much visible. There are many secret nook and crannies to find and
explore, but let’s take a look at some the main parts of it. Read
on and we’ll see you there!
The four gates
above, the palace had 4 different entrances, each with their own
specifics and varying uses. These are: the Golden Gate, the Silver
Gate, the Iron Gate and the Brass Gate.
The Golden Gate:
this is the gate through which Diocletian’s stepped into the palace
for the first time on the 1st of June 305. They are built
in a rectangular shape with a double entrance way as part of a
defence strategy. The front of the gate is ornated with 4 niches
which once held the statues of Diocletian and his 3 co-rulers. This
gate was for use solely by the emperor and his family and it is
situated on the direct path to Salona.

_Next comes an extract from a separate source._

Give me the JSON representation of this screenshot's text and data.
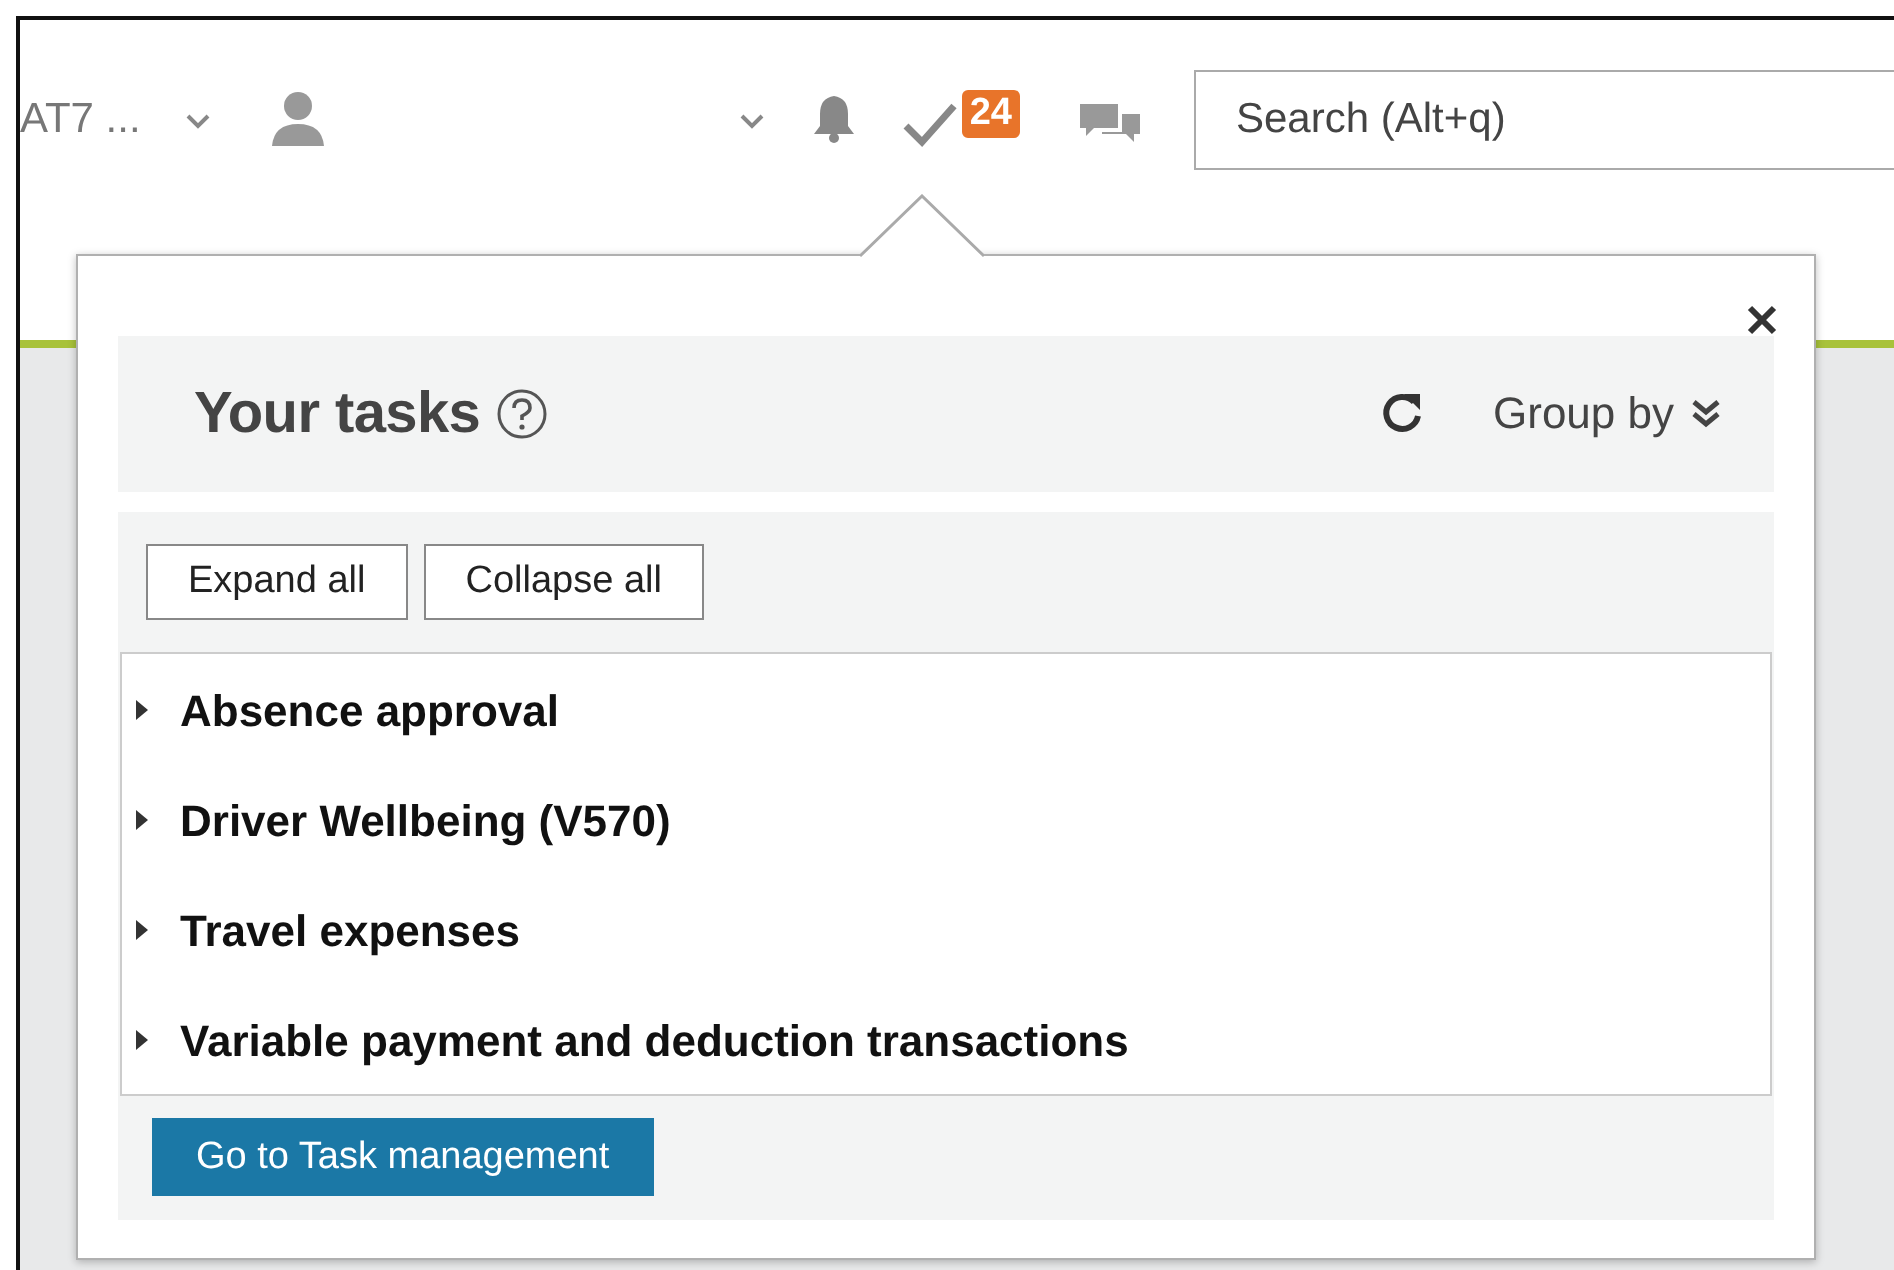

If you come visit this gate
today, you will find a statue of Grgur Ninski in front of it. Legend
has it that the statue will grant you a wish if you rub its golden

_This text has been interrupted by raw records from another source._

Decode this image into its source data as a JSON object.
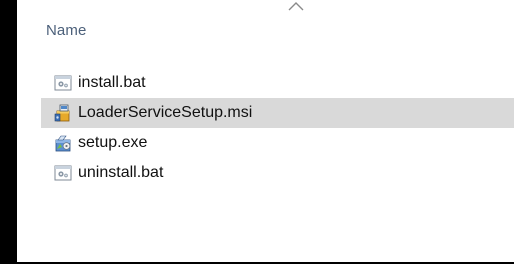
{
  "explorer": {
    "column_header": "Name",
    "sort_indicator_icon": "chevron-up-icon",
    "files": [
      {
        "name": "install.bat",
        "icon": "batch-file-icon",
        "selected": false
      },
      {
        "name": "LoaderServiceSetup.msi",
        "icon": "installer-package-icon",
        "selected": true
      },
      {
        "name": "setup.exe",
        "icon": "setup-exe-icon",
        "selected": false
      },
      {
        "name": "uninstall.bat",
        "icon": "batch-file-icon",
        "selected": false
      }
    ]
  },
  "colors": {
    "selection": "#d9d9d9",
    "header_text": "#4c607a",
    "file_text": "#111111"
  }
}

The Silver Gate:
found on the Eastern side of the palace, this was the entrance for
merchants, common folk, the army and everyone else who wanted to
visit the palace. They lead further into the palace, all the way to
the Iron gate, and the way from the Silver gate is paved with
original palace stones. Next to the gate are the remains of two
octagonal towers, which suggests a heavy guard surveillance.
The Iron Gate:
this gate is on the Western wall of the palace, directly across the
Silver Gate. When it was built it was adorned with a statue to Nike,
the Roman goddess of victory, but it was later torn down and replace
with and etching of a cross by the Christian population who first
inhabited the palace. In the medieval period, the space in between
the dual entranceway was used as a courtroom, and up until 50 years
ago, a small market found its home there. It is of note to mention
the fact that the clock built on top of the Iron gate later in
history has 24 numbers on it instead of 12.
The Brass Gate:
unlike the 3 other gates, the Brass Gate didn’t offer an entrance
to the palace from land. You see, the beloved promenade in Split
didn’t exist when the palace was built, it was added later in
history. Back then, the South side of the palace was directly over
sea. The Brass gate was used for small ships to come in and out of
the palace basements. The spiked gates are still the original,
surviving almost 2 millennia of water abrasion, albeit with some
one of the smaller cathedrals out there, the one in Split dedicated
to St. Duje, a beloved bishop killed in Solin by the order of
Diocletian, is certainly one of the oldest. It was originally
Dicoletian’s mausoleum where he was buried. When the first
Christians arrived to Split, they removed Diocletian’s remains and
replaced them with those of St. Duje. They then added a bell tower to
the building and turned it into the Cathedral.
itself is an octagon with an outside ring around it with 8 tombs on
each corner. The structure is supported by 8 Corinthian columns made
out of red granite with 8 smaller ones on the level above.
Of the Christian
additions, apart from the bell tower, the most prominent ones are the
walnut gates to the Cathedral, decorated by 14 images of Jesus
throughout his life.
A must do when
visiting Split is to climb the bell tower and enjoy a truly
spectacular view of Split, so make sure to add this to your list!